During discussions or ITIL trainings, arguments are heard about ITIL implementation. And there is a pattern in such conversation – for what kind of organizations is ITIL suited? What kind of organizations implement ITIL – small ones or large ones? The usual answer is – large ones. But, is that really so?
The issue is that most people see ITIL as applicable only in large organizations. I also have to admit that this opinion prevails when the people who are involved in the discussion aren’t very familiar with ITIL and don’t have experience with it in real life.
ITIL is defined as a collection of best practices for IT Service Management (ITSM). ITIL consists of a five core books, 4 functions, and 26 processes, that address the problems and thereby improve results. The 5 core books are as follows:
- Service Strategy
- Service Design
- Service Transition
- Service Operation
- Continual Service
When considering small organizations we have to be aware of one thing – they also have customers, incidents, changes, etc. That means that they do many of the activities that big organizations do, so why wouldn’t they be good candidates for ITIL implementation? Yes, one can argue that ITIL processes can be complex, which is correct. But, in the case of smaller organizations pragmatism has to replace bureaucracy. What does that mean? That means that process structure should be narrow, avoiding unnecessary steps.
The IT Infrastructure Library (ITIL) is applicable to small- and medium-sized organizations. Consider these points:

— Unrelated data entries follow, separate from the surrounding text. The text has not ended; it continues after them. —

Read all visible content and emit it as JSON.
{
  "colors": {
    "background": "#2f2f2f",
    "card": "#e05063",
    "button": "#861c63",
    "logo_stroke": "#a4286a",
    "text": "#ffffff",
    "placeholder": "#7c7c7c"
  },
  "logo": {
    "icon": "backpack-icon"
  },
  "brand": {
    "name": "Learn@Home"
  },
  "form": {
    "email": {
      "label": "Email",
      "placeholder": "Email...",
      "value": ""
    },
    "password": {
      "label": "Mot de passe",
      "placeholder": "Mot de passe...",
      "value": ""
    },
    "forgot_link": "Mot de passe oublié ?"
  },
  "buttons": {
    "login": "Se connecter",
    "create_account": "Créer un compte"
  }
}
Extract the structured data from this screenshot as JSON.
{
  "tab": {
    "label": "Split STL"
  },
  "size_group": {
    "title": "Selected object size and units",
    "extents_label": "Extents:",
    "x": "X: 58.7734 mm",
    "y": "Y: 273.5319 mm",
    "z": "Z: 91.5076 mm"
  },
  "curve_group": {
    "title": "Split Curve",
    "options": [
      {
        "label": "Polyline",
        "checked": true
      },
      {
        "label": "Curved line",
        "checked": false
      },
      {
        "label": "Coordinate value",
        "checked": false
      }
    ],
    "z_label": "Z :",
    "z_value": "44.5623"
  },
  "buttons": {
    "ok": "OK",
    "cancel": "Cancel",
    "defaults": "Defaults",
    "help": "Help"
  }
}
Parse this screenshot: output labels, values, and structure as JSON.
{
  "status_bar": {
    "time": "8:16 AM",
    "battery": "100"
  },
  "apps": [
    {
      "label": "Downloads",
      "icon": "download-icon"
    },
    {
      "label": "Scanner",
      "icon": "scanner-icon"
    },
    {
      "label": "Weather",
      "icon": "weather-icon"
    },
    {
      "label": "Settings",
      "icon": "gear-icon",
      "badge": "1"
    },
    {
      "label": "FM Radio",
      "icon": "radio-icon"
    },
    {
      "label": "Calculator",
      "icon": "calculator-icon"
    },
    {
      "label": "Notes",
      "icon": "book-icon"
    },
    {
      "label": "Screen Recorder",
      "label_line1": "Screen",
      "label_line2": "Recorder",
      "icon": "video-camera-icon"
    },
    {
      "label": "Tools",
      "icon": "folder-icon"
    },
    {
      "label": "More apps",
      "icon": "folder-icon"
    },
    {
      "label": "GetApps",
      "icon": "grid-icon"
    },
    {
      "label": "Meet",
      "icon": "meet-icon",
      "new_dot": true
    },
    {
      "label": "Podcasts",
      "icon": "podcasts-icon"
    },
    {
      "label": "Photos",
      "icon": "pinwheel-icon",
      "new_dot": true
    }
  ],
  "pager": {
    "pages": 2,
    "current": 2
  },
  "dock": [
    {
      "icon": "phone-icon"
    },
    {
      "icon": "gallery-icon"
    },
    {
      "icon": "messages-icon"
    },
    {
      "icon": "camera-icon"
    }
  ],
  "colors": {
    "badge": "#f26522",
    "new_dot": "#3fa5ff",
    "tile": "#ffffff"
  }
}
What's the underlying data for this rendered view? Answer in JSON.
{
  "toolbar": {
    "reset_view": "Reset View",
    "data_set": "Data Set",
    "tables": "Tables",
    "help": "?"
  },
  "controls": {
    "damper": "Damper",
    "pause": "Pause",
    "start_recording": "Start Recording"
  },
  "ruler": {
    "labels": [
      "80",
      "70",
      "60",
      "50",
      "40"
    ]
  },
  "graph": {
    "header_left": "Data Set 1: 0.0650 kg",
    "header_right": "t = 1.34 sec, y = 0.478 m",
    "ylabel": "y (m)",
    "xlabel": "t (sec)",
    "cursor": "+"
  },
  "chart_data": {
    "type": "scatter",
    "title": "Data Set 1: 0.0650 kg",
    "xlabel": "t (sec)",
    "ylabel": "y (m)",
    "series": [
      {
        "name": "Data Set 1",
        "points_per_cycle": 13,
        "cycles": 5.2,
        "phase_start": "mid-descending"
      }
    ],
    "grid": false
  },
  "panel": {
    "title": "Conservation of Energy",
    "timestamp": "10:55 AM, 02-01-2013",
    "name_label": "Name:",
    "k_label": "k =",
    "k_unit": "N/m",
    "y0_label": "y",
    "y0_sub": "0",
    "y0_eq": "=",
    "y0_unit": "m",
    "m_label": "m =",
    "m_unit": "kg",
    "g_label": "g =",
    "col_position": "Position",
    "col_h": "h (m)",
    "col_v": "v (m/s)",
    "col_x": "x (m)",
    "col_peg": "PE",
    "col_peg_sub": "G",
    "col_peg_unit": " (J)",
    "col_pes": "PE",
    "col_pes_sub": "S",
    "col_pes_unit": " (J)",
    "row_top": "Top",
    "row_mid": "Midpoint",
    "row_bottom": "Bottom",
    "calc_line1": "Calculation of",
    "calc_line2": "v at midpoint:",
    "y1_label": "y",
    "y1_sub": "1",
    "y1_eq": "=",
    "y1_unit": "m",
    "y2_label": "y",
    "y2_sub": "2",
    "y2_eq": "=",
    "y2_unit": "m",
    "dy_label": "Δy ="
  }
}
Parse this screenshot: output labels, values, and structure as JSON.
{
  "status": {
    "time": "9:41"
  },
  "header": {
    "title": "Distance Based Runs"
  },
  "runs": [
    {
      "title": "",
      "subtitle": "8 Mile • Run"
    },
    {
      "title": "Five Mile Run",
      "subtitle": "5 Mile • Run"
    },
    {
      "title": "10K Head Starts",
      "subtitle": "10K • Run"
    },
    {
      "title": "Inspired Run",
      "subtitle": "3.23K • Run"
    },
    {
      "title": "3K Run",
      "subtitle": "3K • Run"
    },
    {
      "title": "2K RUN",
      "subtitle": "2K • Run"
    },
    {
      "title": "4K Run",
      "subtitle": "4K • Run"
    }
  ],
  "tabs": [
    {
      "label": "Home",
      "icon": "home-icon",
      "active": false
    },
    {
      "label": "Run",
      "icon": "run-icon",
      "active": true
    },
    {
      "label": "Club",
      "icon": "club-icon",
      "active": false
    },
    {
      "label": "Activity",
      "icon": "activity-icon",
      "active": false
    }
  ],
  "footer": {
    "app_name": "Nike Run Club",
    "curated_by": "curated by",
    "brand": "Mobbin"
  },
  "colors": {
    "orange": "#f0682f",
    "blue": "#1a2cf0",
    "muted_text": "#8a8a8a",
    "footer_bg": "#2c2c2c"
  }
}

1.) Don’t be daunted. Remember that ITIL can work for smaller companies. Even if the processes in ITIL were written with big companies in mind, the lessons apply to smaller organizations. ITIL can work for you, too.
2.) Appoint a process owner. You need a leader in charge.
3.) Pick your pieces and prioritize. Choose tenets of ITIL that work for your organization. It’s O.K. to select aspects of ITIL that are right for your organization. Pick up the points you think will work best.
4.) Follow the path, and chart progress. ITIL accountability requires someone assigned to make sure the organization is following ITIL guidelines.
Scope of the ITIL implementation is always a hot topic. Well, maybe the number of implemented processes in small organizations is smaller than in big ones (i.e., focusing on the most important ones), but smaller organizations may still do activities that are not part of (officially) implemented processes. For example, a small company will not have an official Supplier Management process, but the head of IT Service Management (ITSM) will be the one who will manage suppliers. Or strategy – large organizations can have someone dedicated to the topic of strategy (e.g., Business Development Manager), but in small organizations someone from management will take care of this topic.
Large organizations have invested huge effort in processes and organization, consultants have gathered vast experience through many implementations, and training organizations can provide shortcuts in building up the know-how. That’s the opportunity for smaller organizations – there is vast experience and they don’t have to “reinvent the wheel.”
When you put all considerations together, implementing ITIL in smaller organizations seems possible. That doesn’t mean it will be easy. Quite the contrary, I think that small organizations have to plan all details very carefully since they have less room for mistakes, and fewer options when choosing people or designing processes with many activities. But, it’s doable. The critical element is quality people, but that’s also a chance to make better use of their capabilities. And reward them, accordingly.